What the task requires — In the records below, some lines contain the word "MovAvgExponential". Copy each of them.

Entries shown —
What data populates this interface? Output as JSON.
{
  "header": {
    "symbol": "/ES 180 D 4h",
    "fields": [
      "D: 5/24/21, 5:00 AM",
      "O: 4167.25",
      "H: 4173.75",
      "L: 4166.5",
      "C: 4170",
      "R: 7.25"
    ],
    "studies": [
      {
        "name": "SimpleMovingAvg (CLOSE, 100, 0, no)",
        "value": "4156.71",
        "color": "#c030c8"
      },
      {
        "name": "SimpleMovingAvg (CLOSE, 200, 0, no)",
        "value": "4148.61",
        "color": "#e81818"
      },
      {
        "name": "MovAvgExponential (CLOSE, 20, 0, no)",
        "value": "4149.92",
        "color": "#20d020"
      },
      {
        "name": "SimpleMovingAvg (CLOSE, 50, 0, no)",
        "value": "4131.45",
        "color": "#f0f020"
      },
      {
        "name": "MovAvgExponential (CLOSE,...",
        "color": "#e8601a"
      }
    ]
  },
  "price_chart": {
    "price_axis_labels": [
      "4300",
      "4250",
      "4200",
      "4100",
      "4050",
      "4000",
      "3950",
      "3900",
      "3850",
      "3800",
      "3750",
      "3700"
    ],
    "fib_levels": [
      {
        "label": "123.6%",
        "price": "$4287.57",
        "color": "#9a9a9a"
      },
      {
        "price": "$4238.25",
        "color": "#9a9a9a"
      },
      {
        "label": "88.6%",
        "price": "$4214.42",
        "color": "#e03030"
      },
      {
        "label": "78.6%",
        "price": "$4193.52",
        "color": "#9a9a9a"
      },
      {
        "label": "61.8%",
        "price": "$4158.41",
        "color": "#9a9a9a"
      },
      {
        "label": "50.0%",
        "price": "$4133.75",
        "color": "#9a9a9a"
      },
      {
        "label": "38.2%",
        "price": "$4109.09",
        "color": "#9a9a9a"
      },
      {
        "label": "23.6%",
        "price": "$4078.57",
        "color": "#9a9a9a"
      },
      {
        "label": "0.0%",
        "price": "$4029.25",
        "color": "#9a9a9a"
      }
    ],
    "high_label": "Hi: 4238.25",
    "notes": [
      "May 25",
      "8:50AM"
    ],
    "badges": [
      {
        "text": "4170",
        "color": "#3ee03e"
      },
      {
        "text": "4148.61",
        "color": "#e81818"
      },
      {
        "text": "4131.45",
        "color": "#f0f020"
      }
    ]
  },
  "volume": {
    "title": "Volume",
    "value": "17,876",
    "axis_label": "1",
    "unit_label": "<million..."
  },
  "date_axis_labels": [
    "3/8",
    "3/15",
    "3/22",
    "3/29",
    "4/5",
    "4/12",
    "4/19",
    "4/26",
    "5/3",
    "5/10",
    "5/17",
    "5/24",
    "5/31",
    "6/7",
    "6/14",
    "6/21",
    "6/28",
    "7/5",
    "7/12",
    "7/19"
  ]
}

Completed task —
        "name": "MovAvgExponential (CLOSE, 20, 0, no)",
        "name": "MovAvgExponential (CLOSE,...",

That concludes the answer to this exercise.